Ubisoft’s latest entry to its racing series stays true to its name and celebrates motorsports in many ways—in varying degrees of success. Here’s our review of The Crew Motorfest.

I loved Hot Wheels when I was a kid. It was a joy to collect different cars and race all of them around my living room and bedroom. When I realised there were actual tracks you could race on, my twelve-year-old brain was blown. I can collect all these cars and actually watch them speed down these tracks—and they can do loops? Insane.

This is the feeling The Crew Motorfest seems to want to emulate. Collect your cars, customise them all you want, and then race them in the various playlists that the game has. Or if you just want to take a scenic drive around the game’s version of the island of O’ahu, you can do that too. 

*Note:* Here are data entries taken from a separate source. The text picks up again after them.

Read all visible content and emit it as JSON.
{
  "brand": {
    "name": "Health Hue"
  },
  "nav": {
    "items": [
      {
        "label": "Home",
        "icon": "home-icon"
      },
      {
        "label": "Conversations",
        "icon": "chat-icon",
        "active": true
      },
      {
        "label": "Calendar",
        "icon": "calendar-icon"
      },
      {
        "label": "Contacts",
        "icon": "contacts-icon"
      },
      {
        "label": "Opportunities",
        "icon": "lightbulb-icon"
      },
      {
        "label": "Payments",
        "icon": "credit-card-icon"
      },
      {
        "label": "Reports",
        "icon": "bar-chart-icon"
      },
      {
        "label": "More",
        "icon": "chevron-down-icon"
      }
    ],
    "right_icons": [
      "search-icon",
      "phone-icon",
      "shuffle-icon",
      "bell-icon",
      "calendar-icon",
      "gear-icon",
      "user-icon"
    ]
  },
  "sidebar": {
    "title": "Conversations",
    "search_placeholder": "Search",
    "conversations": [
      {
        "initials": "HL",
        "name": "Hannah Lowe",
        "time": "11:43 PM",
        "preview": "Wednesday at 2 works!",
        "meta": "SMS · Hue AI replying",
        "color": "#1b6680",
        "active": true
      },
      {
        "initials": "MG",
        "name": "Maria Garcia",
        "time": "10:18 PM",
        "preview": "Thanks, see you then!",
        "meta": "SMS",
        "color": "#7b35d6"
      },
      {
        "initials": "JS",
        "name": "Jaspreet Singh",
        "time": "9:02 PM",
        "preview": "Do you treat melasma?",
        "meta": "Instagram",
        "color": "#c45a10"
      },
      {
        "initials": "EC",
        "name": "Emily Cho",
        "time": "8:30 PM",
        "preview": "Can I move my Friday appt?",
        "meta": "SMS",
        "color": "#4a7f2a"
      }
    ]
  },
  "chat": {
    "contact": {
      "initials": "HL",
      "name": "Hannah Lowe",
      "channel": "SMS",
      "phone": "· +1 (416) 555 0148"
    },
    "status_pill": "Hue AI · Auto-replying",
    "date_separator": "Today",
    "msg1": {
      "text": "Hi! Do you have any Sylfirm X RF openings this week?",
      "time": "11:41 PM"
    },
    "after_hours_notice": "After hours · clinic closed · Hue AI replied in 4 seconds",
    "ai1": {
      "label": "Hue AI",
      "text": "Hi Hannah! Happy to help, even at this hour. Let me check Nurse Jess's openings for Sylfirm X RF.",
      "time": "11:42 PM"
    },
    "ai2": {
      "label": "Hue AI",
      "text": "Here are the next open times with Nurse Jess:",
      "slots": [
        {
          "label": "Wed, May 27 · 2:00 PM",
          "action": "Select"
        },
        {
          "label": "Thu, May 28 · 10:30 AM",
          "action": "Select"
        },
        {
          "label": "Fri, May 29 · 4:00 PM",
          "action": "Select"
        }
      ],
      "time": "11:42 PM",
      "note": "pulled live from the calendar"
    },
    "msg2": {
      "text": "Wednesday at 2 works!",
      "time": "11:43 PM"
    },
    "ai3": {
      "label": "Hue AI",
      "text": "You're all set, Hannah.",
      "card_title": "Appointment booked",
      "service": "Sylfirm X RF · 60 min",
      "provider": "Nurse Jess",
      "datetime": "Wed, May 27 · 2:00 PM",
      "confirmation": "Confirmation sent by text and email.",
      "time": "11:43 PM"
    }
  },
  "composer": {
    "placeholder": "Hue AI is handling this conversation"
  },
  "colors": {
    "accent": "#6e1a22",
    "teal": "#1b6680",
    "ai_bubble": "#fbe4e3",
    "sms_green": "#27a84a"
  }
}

For the most part, The Crew Motorfest does a good job of immersing players in its world where hypercars, classic automobiles, and the occasional plane and boat, just speed around the island in a celebration of all things motorsports. Here’s our The Crew Motorfest review. 

Here’s our review of The Crew Motorfest, a game that, for the most part, is quite enjoyable

Welcome to Hawaii

Image credit: Ubisoft

The Crew Motorfest takes place in Hawaii on the island of O’ahu, a stark difference from The Crew 2’s scaled-down yet still large map of the continental United States. Ubisoft has a reputation for making large maps and just ramming them full of content which, at times, feels too overwhelming and also tedious since everything is so similar. Smaller doesn’t always mean better, but for Motorfest, that seems to be the case. 

O’ahu is a great setting for all the racing you’re going to do, offering varied landscapes from volcanic beaches and muddy mountains to city streets and professional racing tracks. Aesthetically, it also helps that the island is stunningly beautiful. O’ahu’s vistas come alive, and it’s sometimes challenging to keep your mind on the race when there’s a beautiful golden sunset washing the shore in a red-orange hue. 

Speedin’ around O’ahu

Image credit: Ubisoft

Much like its predecessors, Motorfest offers you a variety of playlists to choose from. You can freely play a handful of them at the beginning right after you go through the introduction where you switch between disciplines and cars so you get a taste of what’s to come. The starting playlists already give you nice little variety of races, which is a promising start for future updates.

For example, races by Donut Media, a real racing brand big on social media, feature one-on-one rivalries between iconic cars. There’s also the Liberty Walk playlist, organised by real-life Japanese car customiser Liberty Walk. After finishing these playlists, you get rewarded a pretty sweet ride that you can then drive to your heart’s content. 

You can also choose to jump into the mayhem of multiplayer. Get into grand races where you speed around the island of O’ahu and vie to be first in a chaotic race with players from across platforms—that is, if you can get a race. Wait times are pretty long.

Filling the garage

Image credit: Ubisoft

Much like Hot Wheels, you’re going to end up collecting a lot of cars in your garage that you can customise to your heart’s content. There is, however, a whole lot of mico transactions to buy new cars. In-game currency can be used, of course, but there’s still the fact that you can easily buy stuff if you, well, actually buy stuff. Some of the cars are also the same model with just different visual components yet they’re being sold as if they’re separate vehicles.

But if customising is your thing, you’ll definitely have fun with the options you have. On top of that, you can also showcase your customised ride on the main stage where people can vote for it.

Another qualm I have in terms of the cars is the fact that there are certain playlists that are locked unless you buy a certain car. For example, famous automotive influencer Supercar Blondie has a playlist but you’ll need to buy a hypercar to be able to play it. But then what the game will do is instead of using the car you bought, you’ll instead find yourself using a loaned car. 

Strange. Very strange. 

Other odd choices abound in Motorfest, like making you choose your first car that you won’t even use in the early available playlists because you’re always going to be driving a loaned car. There’s also the choice of making someone narrate while you’re driving. For certain playlists, like one where you basically a drive around the island, it fits, but most of the time it’s weird. “Keep your eyes on the road,” one of them suggests, which is exactly what I was trying to do when they chimed in. 

And then there’s the loot-based performance upgrades, which are a staple for The Crew but still remain oh so strange. Winning parts by winning races is understandable but scattering them around the world as “treasure” is just weird. 

Finally, while it’s understandable that cars would be the main focus of the game, it’s odd that the developers decided to focus less on sea and air races considering that the game is set in O’ahu, the perfect place for both. 

The Verdict

Image credit: Ubisoft

The Crew Motorfest has a promising start that could make you come back for more with its variety of races. There’s no doubt that updates will build on what’s already there, and even then, the existing races are cars available are more than enough to keep your speedster heart content. However, the experience is dampened quite significantly by the microtransactions.

Rating: 3/5

The Crew Motorfest is available on PS5, PS4, Xbox One, Xbox Series X/S, and PC

Reviewed on PlayStation 5

This story first appeared on Lifestyle Asia Bangkok